caresses my face in the evenings, the stars shining brilliantly in the sky, the freedom of having no schedule and just being able to sit around chatting and sipping on coffee, singing worship songs, and just feeling God’s presence hovering over us all. Takes me back to my favorite place on earth, Roxbury Holiness Camp, where I’ve camped with my family every year since I was in diapers. There is no place where I feel more at peace or more connected with God than out in His Creation.

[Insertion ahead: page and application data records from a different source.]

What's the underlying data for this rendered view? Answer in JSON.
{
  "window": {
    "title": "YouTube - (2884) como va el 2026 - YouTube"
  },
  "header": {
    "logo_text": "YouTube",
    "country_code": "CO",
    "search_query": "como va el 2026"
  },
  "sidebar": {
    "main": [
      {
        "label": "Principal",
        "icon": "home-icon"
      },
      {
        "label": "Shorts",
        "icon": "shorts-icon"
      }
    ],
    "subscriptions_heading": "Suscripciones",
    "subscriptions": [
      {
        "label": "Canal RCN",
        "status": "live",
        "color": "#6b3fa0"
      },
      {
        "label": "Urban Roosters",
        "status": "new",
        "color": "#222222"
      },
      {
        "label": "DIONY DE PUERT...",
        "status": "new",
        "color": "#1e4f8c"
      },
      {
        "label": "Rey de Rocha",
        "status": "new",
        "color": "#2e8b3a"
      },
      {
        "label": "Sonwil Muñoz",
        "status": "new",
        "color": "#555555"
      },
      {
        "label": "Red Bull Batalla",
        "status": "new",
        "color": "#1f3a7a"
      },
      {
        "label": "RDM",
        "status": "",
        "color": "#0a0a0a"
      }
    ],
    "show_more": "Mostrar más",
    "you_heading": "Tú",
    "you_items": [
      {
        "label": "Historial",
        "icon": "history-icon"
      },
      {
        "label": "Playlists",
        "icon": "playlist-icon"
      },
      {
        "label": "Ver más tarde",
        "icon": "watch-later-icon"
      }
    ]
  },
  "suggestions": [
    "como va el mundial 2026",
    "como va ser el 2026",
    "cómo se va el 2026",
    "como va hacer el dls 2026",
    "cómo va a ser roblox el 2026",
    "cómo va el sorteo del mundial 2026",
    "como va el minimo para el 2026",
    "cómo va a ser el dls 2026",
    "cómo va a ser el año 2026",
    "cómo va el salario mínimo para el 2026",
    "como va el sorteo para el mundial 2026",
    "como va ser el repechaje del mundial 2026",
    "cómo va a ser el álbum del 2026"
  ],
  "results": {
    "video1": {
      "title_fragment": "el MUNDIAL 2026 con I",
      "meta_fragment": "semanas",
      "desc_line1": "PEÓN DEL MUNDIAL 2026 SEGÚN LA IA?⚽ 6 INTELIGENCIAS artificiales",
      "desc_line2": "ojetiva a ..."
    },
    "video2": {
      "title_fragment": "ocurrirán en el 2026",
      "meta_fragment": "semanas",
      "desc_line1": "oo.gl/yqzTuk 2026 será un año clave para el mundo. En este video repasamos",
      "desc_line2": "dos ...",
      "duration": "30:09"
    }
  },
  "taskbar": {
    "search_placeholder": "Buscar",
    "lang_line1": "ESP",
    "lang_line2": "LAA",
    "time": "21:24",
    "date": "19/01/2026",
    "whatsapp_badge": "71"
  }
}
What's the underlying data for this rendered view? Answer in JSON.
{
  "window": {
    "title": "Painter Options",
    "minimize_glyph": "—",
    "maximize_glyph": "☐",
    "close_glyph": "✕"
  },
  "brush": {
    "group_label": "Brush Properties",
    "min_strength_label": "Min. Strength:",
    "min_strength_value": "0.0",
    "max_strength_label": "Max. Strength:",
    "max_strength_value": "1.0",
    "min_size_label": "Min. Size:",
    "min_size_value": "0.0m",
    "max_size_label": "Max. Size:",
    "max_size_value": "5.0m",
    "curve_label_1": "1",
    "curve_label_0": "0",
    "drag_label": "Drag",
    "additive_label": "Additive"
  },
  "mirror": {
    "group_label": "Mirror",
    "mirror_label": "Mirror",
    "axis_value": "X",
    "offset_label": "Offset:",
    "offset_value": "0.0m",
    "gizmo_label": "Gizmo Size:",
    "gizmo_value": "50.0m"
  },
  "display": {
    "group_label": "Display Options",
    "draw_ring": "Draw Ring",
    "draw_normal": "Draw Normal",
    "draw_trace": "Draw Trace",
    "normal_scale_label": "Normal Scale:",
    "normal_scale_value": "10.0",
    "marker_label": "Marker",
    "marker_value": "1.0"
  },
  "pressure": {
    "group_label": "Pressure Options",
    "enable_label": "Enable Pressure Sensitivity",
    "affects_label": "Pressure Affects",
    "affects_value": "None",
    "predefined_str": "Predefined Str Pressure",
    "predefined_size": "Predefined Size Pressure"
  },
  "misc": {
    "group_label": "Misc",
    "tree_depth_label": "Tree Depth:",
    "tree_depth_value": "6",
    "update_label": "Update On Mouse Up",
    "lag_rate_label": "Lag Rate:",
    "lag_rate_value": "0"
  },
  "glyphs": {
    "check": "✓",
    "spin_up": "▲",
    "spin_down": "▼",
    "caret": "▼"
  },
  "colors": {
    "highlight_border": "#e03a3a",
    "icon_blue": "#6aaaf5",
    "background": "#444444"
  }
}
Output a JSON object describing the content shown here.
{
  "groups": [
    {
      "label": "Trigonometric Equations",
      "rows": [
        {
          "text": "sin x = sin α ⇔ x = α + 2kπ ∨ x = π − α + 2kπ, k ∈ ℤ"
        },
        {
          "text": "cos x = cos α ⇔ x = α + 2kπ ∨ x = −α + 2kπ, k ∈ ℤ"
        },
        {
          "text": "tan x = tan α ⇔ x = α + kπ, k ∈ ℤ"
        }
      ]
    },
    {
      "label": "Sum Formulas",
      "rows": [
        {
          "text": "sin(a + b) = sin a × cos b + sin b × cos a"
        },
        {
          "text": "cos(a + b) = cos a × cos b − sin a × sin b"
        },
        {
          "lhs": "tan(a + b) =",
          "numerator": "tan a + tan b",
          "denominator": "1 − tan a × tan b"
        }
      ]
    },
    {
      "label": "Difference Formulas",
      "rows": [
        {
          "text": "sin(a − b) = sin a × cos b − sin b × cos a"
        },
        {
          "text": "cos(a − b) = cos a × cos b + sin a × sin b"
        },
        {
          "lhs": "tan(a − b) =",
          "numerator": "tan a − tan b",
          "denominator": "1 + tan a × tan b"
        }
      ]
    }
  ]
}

Praise Him for this beautiful, magnificent, diverse world!
Among other things, I also learned how to crack a whip (and I would recommend staying a safe distance away if I have a whip in hand), I shook hands with the prettiest horse ever, held some yabbies (crawfish), took some solid naps, and went for long walks in the red soil with the flies swarming (I had a whole heap of them just sitting on my back — if you don’t like bugs, the Outback is NOT for you just an FYI).
The last night, I also slept under the stars despite the cold (yes, remarkably and to my utter shock Australia does get cold at times!). I remember waking up at probably around 4am and catching my breath as I peered into the dark night. Tim Winton, a famous Australian writer, best describes the experience of the Australian night sky in his memoir Island Home:
In the desert the night sky sucks at you, star by star, galaxy by galaxy, until you begin to feel you could fall out into it at any moment. In Australia the sky is not the safe enclosing canopy it appears to be elsewhere. It’s the scantiest membrane imaginable, barely sufficient as a barrier between earthbound creatures and eternity … you feel a twinge of terror because the sky seems to go on forever.
And it does indeed go on forever, I can attest to that! The night sky does a remarkable job of reminding you how unimaginably small you actually are, and makes the hairs on your arms stand up when you consider that despite the smallness, there is a great big God who knows us personally and CHERISHES us with an unfathomable and inconceivable love! Embrace the smallness friends, because within it the glory of God is revealed. I wish that I could take pictures that would do justice to everything that I am seeing with my eyes so that you all could feel the way I feel as I look upon God’s handiwork. How breathtaking. How marvelous. How awe-inducing. He is good. SO GOOD.
Carry this sweet reminder of God’s greatness with you this week. Take a moment to look at the sky and drink in the wonder of His presence. Thanks for reading.
*Fun fact: did you guys know that 80% of Australia’s population actually lives in their top 20 largest cities? Hold this up in comparison to the U.S., with only 10% of our population in our 20 largest cities. We think of Australia as being a country full of crocodile hunters, when actually the majority of the population is comprised of city-dwellers. Pretty mind-blowing, hey?
Cover photo credit at the top goes to Alyssa Migliaro!